Liquid or water-soluble all-purpose plant food, diluted to half strength, should be fed to asparagus fern. During the summer, weekly feedings may be required; otherwise, feed the plant once a month.
Asparagus Fern Types
- 'Myeri', also known as foxtail asparagus, has dense foliage on upright stems.
- 'Sprengeri': This variety has long stems and a full, almost fluffy form, and is also known as an asparagus emerald fern.
- 'Sprengeri Compacta': a dwarf variety with the same characteristics as its namesake.
- 'Nana' is another compact variety with bright green foliage.
Because asparagus fern grows quickly, you may want to trim yours to keep it tidy. On the other hand, if you want it to look wild and shaggy, that's fine. To shape your plant, use clean garden shears or sharp scissors.
Asparagus Fern Propagation
While the seeds found in the berries can be planted to propagate this plant, the easier and faster method is to dig up and divide the tuberous roots.
Dig up the entire plant in the spring and divide it into sections, each containing a portion of the root and growing shoots. Replant the pieces in their pots or their gardens. Keep the plant in the shade until new growth appears.
Growing Asparagus Ferns From Seed

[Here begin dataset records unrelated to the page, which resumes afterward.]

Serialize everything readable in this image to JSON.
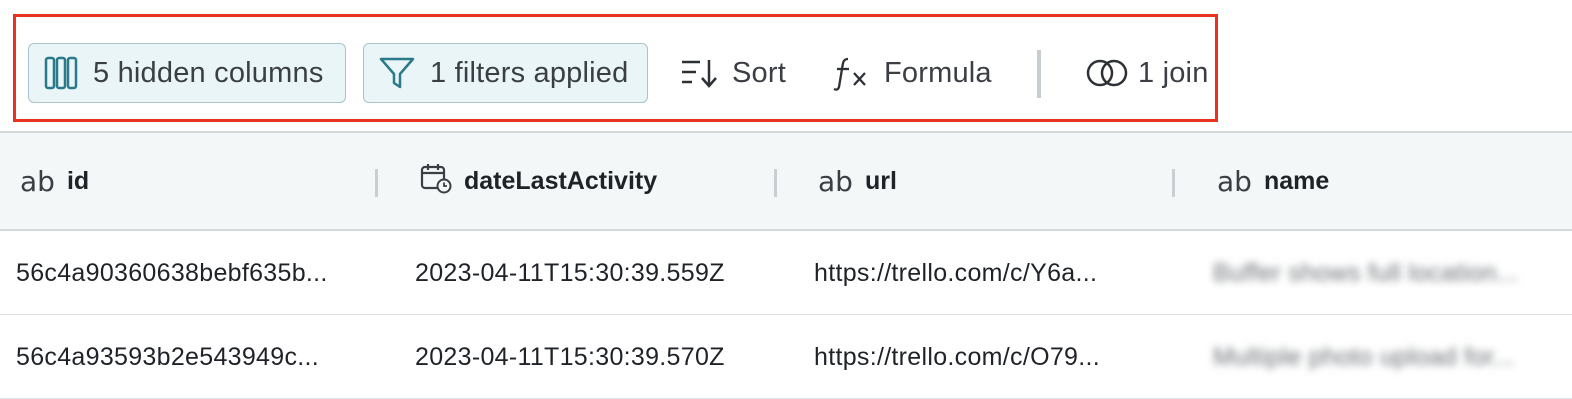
{
  "toolbar": {
    "hidden_columns": "5 hidden columns",
    "filters": "1 filters applied",
    "sort": "Sort",
    "formula": "Formula",
    "joins": "1 join"
  },
  "columns": [
    {
      "type_icon": "ab",
      "name": "id"
    },
    {
      "type_icon": "calendar-clock-icon",
      "name": "dateLastActivity"
    },
    {
      "type_icon": "ab",
      "name": "url"
    },
    {
      "type_icon": "ab",
      "name": "name"
    }
  ],
  "rows": [
    [
      "56c4a90360638bebf635b...",
      "2023-04-11T15:30:39.559Z",
      "https://trello.com/c/Y6a...",
      "Buffer shows full location..."
    ],
    [
      "56c4a93593b2e543949c...",
      "2023-04-11T15:30:39.570Z",
      "https://trello.com/c/O79...",
      "Multiple photo upload for..."
    ]
  ],
  "colors": {
    "highlight": "#e8341c",
    "chip_bg": "#eaf5f8",
    "header_bg": "#f3f7f8"
  }
}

The seeds of asparagus ferns come from their berries. Soak seeds overnight before planting. Then, indoors, start seedlings by planting them 1/4 inch deep in pots or trays. The temperature of the soil should be between 70 and 80 degrees Fahrenheit. It should take four to eight weeks for the seeds to germinate.
Asparagus Fern Potting and Repotting
Plant asparagus ferns in loose, well-drained potting soil in pots or containers. Plant it in slightly acidic, rich, well-drained soil outside. It tolerates less-than-ideal soil conditions in general. Asparagus ferns tolerate being slightly pot-bound for up to two years before requiring repotting.
Divide the plant into large clumps for the most successful repotting, and be sure to take multiple underground roots when dividing. To maintain the tight growth habit, divide the plants into similar-sized pots. Asparagus ferns do not require large pots because they spread slowly indoors.
Bring your asparagus ferns inside (if they aren't already) if the temperature outside drops below 55 degrees Fahrenheit. Keep them away from draughts and radiators and in bright light. Overwatering can result in root problems.
Common Plant Pests and Diseases
Spider mites, aphids, and mealybugs like to hang out in the leaves of this plant; use insecticidal soap to get rid of them. Root rot can be caused by excessively wet conditions.
Asparagus Fern's Most Common Issues
While asparagus fern is pretty easy to cultivate, it does have a few difficulties that can be quickly resolved if you know what you're looking for.
- Yellow leaves
If your asparagus fern has pests like spider mites or mealybugs, or if it doesn't get enough humidity, the leaves will turn yellow. Remove the pests and mist your plant to see if the problem goes away. If this plant is over-fertilized (the cure is to fertilize less frequently), or if it receives too much or too little light, its leaves may become yellow.
- Leaves of Brown Color
It's possible that you've drowned your asparagus fern if it's turning brown and appears to be drying out. Remove the dark, dry portions and water more frequently.